1. Consider a processor that supports virtual memory. It has a virtually indexed physically tagged cache, TLB, and page table in memory. Explain what happens in such a processor from the time the CPU generates a virtual address to the point where the referenced memory contents are available to the processor.
4 out of 5
I’ve familiar with the virtually indexed physically tagged cache from both operating systems and high performance computing architecture. I am a bit fuzzy on some of the details but I understand the high level concept (thanks to the refresh course).
2. Distinguish between segmentation and paging.
2 out of 5
I understand paging but completely how it differs from segmentation.
3. Explain all the actions from the time a process incurs a page fault to the time it resumes execution. Assume that this is the only runnable process in the entire system.
3 out of 5
Not to be confused with a segmentation fault. But I understand this concept relatively well but I’m curious if the more I dig into this, the more I realized that I don’t understand page faults. If that happens, it’s a win situation since I’ll be increasing my depth on computing systems.
4. Explain the following terms: working set of a process, thrashing, paging daemon, swapper, loader, and linker.
1 out of 5
Absolutely nothing really. I mean, I wrote a compiler (in Compilers Theory and Practice course) and can recall how the program gets loaded into memory but I know next to nothing about the swapper, loader and linker.
5. Explain page coloring and how it may be used in memory management by an operating system.
1 out of 5
Coloring? What is that? Is this similar to the coloring techniques used for register allocation in compilers?
6. Explain clearly the costs associated with a process context switch.
3 out of 5
Probably need to understand more here but I can imagine that the instructor(s) want us to know a little more than what a process control block is and how we need to save/restore registers during a context switch.
7. Explain the functionality of the different layers found in the network protocol stack of an operating system such as Linux.
3.5 out of of 5
Not sure I entirely get the question.
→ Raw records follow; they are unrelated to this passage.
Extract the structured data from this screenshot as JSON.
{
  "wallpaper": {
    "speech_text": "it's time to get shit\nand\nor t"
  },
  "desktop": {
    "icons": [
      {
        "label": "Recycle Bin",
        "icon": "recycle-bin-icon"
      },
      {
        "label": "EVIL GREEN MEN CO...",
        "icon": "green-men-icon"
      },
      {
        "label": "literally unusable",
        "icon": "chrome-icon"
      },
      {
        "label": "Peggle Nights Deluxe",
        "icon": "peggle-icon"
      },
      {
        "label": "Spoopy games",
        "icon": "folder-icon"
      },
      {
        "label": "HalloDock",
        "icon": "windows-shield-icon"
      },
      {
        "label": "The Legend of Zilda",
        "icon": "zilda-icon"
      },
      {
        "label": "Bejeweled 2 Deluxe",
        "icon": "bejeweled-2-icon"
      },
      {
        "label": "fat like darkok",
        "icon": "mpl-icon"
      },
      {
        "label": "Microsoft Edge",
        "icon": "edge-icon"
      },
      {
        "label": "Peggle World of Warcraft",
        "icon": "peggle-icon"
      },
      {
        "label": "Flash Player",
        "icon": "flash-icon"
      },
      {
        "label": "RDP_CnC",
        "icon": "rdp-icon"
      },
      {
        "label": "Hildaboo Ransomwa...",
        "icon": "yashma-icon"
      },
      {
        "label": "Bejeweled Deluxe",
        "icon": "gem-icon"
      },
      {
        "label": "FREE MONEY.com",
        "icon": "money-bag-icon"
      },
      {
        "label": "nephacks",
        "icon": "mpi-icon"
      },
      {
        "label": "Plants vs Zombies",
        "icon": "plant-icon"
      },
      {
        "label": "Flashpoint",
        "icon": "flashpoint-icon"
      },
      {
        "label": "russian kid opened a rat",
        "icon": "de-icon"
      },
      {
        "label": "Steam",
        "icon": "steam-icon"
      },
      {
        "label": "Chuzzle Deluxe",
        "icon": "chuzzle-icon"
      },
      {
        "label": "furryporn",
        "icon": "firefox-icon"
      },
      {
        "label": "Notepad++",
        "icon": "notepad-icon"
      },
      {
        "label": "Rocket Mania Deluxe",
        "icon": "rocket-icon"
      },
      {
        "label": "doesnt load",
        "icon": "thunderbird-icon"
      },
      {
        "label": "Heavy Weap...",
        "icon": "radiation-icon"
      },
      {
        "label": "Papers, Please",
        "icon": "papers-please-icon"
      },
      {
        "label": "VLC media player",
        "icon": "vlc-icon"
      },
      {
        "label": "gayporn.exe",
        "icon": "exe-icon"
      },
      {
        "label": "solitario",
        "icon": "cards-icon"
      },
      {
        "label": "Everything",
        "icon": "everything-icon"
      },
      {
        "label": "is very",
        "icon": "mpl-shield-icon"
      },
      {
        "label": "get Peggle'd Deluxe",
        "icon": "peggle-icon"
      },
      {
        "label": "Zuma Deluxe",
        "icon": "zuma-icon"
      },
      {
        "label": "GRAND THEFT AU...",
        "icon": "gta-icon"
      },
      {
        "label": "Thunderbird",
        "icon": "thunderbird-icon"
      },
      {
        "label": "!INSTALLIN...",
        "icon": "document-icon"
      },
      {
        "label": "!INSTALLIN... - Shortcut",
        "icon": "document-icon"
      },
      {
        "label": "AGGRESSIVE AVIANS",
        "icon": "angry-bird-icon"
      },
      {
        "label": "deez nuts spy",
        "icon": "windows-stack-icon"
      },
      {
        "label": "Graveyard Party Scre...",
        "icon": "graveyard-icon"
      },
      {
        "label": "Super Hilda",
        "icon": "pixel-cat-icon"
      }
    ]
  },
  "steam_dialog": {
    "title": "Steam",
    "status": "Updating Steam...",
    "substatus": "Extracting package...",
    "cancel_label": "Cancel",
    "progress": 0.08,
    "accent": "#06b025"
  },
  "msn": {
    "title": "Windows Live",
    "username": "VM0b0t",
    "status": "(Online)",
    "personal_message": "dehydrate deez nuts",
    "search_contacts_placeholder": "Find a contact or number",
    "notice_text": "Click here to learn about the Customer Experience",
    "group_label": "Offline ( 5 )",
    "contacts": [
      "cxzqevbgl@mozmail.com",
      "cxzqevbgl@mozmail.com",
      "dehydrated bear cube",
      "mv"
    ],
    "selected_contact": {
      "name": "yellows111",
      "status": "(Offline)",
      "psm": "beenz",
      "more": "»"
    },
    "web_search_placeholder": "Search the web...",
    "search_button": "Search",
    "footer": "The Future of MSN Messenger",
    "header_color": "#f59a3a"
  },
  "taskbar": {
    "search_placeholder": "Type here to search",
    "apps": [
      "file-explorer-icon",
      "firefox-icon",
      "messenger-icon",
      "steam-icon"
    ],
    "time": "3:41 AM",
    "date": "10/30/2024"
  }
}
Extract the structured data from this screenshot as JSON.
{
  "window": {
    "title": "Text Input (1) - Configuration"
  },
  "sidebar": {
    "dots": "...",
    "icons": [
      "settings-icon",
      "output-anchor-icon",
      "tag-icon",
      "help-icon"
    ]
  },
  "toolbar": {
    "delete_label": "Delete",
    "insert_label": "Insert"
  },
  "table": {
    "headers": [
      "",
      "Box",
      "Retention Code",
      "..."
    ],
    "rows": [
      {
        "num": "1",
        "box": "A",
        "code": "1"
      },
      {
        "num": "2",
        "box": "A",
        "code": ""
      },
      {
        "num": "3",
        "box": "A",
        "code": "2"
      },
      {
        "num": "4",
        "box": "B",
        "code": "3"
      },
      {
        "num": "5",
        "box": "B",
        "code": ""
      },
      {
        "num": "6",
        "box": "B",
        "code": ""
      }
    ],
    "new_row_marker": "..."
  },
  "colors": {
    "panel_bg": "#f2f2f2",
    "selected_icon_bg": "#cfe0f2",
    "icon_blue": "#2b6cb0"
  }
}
If this is the TCP/IP stack then yes, I have a firm understanding (probably a 4 out of 5). But if the question means something entirely different then probably a 3.